1926 Convention IDP (Liechtenstein)
Ireland has ratified the 1949 Convention but doesn't require foreign drivers to carry an IDP.
Obtaining an IDP is done through the Department for Transport and is done, in person, at the Post Office, from the 1st of February.
If you are taking your own car to Europe, you will need to make sure your insurance policy covers you for driving in any countries you intend to visit. While all UK insurance policies provide the minimum 3rd party cover for driving in EU countries as standard this will not automatically apply in the event of a no-deal Brexit. In any event, you should contact your insurers directly to find out exactly what you are covered for and where. In the event of an accident abroad, you will almost certainly want more than third party cover. A temporary extension to fully comprehensive cover is a logical minimum, and additional cover against legal costs is a good idea. It’s difficult enough arguing with lawyers at the best of times, without having to deal with a different language and set of laws. In any event, you will need to ensure you carry a ‘green card’ to prove that you are insured to drive abroad. As well as making sure you are insured, if you don’t already have a dash-cam, then a trip abroad is a great time to invest in one. Dash-cams are becoming increasingly common and nothing stands up in court quite as well as video evidence.
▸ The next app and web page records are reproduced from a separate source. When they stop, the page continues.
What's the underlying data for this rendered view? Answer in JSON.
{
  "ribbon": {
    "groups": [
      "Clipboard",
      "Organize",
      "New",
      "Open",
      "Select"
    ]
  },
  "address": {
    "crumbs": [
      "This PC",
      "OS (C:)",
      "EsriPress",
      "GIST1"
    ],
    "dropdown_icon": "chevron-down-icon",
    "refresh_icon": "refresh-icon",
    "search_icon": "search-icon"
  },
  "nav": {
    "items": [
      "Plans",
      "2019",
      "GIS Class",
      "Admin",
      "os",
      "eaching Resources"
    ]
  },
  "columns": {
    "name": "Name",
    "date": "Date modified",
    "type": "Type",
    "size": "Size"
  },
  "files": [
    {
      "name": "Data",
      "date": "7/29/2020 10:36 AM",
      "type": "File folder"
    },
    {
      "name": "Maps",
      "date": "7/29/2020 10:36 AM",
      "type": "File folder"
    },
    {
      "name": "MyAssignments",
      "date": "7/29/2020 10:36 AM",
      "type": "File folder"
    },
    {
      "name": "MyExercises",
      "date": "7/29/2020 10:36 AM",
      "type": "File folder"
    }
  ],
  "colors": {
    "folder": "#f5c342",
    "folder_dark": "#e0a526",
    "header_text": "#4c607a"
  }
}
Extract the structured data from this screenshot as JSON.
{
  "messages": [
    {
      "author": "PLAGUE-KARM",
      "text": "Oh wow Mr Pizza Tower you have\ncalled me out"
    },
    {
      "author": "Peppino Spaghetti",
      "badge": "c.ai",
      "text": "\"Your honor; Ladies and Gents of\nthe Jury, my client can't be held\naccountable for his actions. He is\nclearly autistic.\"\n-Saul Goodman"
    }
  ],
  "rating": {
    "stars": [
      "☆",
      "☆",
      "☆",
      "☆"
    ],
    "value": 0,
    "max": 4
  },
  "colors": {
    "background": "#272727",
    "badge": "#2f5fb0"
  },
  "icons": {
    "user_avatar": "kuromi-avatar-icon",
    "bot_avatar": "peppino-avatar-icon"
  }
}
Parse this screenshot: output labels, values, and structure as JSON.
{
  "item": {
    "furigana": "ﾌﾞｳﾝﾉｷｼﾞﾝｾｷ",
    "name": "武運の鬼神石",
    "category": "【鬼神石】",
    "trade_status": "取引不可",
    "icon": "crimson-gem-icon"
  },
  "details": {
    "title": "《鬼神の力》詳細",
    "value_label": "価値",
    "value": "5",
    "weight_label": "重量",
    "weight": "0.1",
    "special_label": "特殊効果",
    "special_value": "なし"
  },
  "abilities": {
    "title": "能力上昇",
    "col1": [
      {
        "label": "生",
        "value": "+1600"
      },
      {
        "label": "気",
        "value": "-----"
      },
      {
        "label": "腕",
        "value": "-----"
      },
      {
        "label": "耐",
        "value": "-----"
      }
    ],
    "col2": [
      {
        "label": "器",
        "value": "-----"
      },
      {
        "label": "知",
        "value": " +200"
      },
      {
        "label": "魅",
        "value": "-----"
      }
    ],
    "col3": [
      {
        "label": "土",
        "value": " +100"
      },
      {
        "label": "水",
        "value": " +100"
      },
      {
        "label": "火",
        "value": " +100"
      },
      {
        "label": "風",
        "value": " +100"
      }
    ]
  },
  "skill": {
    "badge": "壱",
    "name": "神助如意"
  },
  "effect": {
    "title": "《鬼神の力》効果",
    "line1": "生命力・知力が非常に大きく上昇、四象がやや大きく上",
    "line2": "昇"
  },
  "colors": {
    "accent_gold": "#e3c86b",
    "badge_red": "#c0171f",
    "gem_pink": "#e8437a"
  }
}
In addition, some insurance companies will offer a discount if you regularly use a dash-cam so it’s well worth looking into.
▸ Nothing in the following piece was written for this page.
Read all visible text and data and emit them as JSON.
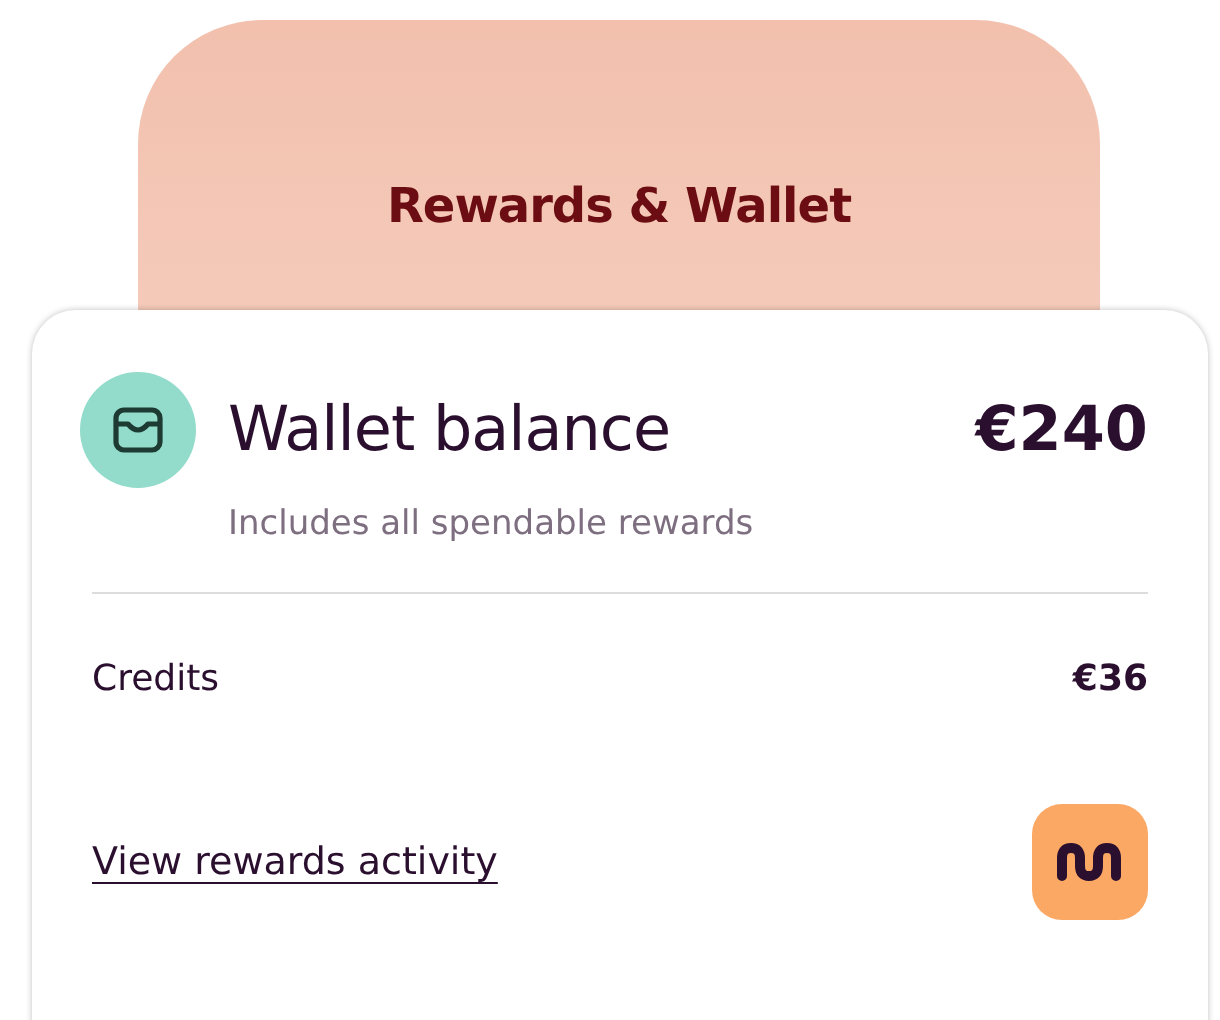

Although the EU has indicated that UK citizens will not require a Visa to travel in the EU in the immediate future, even in the event of a no-deal Brexit, there are still some things that you will need. If we leave without a deal, then you will need to make sure your passport is valid for long enough after your stay. Citizens of third countries are required to hold a passport issued less than ten years ago, and with at least three months before expiry. Additionally, the UK Gov advises that you should have at least six months left because UK citizens may visit the EU for up to 90 days without a visa. If a withdrawal agreement is agreed, then no such restrictions will apply. Similarly, the European Health Insurance Card will still be valid if a deal is agreed, but without such a deal you would need to take out separate health insurance to cover you against any health issues arising while abroad. While talking to your insurance company you should also check what terms of cover apply to any disruption caused by unforeseen circumstances arising from a no-deal Brexit.
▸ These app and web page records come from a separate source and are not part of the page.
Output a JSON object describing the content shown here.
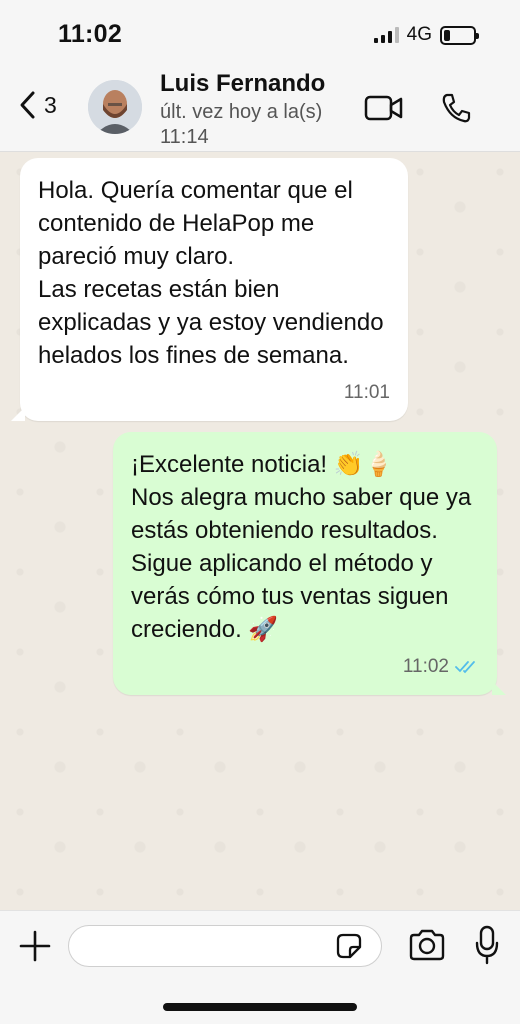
{
  "status_bar": {
    "time": "11:02",
    "network": "4G",
    "battery_level": 0.2
  },
  "header": {
    "back_count": "3",
    "contact_name": "Luis Fernando",
    "contact_status": "últ. vez hoy a la(s) 11:14",
    "icons": [
      "chevron-left-icon",
      "video-camera-icon",
      "phone-icon"
    ]
  },
  "messages": [
    {
      "direction": "incoming",
      "text": "Hola. Quería comentar que el contenido de HelaPop me pareció muy claro.\nLas recetas están bien explicadas y ya estoy vendiendo helados los fines de semana.",
      "time": "11:01"
    },
    {
      "direction": "outgoing",
      "text": "¡Excelente noticia! 👏🍦\nNos alegra mucho saber que ya estás obteniendo resultados. Sigue aplicando el método y verás cómo tus ventas siguen creciendo. 🚀",
      "time": "11:02",
      "read": true
    }
  ],
  "input_bar": {
    "placeholder": "",
    "icons": [
      "plus-icon",
      "sticker-icon",
      "camera-icon",
      "microphone-icon"
    ]
  },
  "colors": {
    "chat_background": "#efeae2",
    "outgoing_bubble": "#d9fdd3",
    "incoming_bubble": "#ffffff",
    "read_ticks": "#53bdeb"
  }
}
If you are driving abroad commercially, either transporting goods or for work purposes, this is at least one more large article in its own right. However, if you are self-employed you may well be taking your work van on holiday. And of course, many will still have reason to be working abroad and, presumably dealt with all the new regulations required. In this case, most of the advice above applies the same as for other road users. It is important however to make sure when speaking to your insurance company that you make clear you are travelling in a professional capacity. Whatever your trade, you will likely be carrying tools or other equipment need to carry out the work, and you will want to make sure these are covered in the event of a theft. Similarly, you will want to make sure that you are covered against any delays due to an accident, legal issues, or bureaucracy which might cause you to be unable to meet commitments and carry out your work.
In general, the withdrawal agreement, or any future withdrawal agreement that may or may not be negotiated and ratified would make most additional preparations unnecessary. However, the very real possibility of no deal being agreed in time means that, if your travel plans involve visiting Europe from 29th March and for the next few months at least, then you would be better off preparing for a worst-case scenario rather than waiting to see what the situation is. Plans can easily be scrapped, if it turns out they are not needed, but if we do exit the EU without a deal and you have not made any arrangements then it may well be too late. Whatever the outcome, it is hoped that you will have an enjoyable and trouble-free trip to Europe.